++++ DATASET RECORDS ++++

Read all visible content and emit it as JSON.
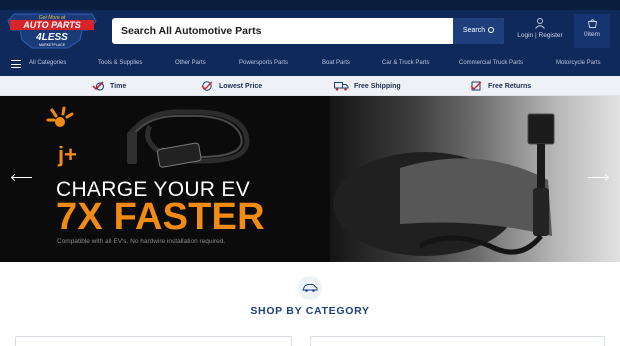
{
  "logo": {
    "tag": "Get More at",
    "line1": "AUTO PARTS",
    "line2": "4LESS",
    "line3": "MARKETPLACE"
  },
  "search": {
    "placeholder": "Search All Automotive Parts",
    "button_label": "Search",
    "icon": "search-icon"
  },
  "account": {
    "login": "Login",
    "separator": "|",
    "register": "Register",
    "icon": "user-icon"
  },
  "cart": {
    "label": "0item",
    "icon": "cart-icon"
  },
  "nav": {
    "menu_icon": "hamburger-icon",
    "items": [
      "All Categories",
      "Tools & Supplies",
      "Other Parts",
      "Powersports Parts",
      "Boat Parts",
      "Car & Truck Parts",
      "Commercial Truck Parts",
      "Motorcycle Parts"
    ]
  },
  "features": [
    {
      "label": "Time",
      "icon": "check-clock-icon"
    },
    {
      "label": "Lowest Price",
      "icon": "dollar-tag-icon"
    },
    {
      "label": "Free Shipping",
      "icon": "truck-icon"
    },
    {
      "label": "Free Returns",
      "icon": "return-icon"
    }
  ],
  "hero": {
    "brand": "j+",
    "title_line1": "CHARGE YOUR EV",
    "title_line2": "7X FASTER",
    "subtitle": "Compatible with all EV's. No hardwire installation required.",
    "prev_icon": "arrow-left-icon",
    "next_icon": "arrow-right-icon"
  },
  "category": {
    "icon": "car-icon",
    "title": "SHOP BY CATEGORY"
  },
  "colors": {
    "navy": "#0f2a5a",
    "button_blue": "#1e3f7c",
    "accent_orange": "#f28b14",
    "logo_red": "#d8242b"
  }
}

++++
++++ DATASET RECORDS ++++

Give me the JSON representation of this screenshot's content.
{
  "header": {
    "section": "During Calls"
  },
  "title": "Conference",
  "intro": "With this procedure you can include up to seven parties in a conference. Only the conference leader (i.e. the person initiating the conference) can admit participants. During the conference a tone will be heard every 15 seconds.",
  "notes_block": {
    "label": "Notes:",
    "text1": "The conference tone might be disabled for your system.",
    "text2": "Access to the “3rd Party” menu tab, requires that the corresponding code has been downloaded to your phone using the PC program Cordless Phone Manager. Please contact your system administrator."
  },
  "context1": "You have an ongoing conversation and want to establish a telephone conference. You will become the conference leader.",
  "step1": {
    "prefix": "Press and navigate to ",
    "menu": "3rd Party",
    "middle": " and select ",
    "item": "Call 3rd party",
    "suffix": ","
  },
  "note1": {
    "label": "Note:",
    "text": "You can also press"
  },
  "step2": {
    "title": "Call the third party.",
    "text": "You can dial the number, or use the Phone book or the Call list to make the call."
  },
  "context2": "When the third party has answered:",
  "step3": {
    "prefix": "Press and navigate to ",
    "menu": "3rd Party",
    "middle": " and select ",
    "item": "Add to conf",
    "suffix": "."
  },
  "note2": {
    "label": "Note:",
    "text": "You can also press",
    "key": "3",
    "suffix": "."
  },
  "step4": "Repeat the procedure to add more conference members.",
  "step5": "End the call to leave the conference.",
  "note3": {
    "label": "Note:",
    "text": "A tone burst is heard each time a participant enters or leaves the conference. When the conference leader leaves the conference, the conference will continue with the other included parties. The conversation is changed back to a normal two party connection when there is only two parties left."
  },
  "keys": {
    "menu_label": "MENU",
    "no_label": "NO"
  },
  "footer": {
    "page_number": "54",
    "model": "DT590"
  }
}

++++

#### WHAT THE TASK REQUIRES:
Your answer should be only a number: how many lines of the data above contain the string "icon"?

#### SOLUTION TO THE EXERCISE:
11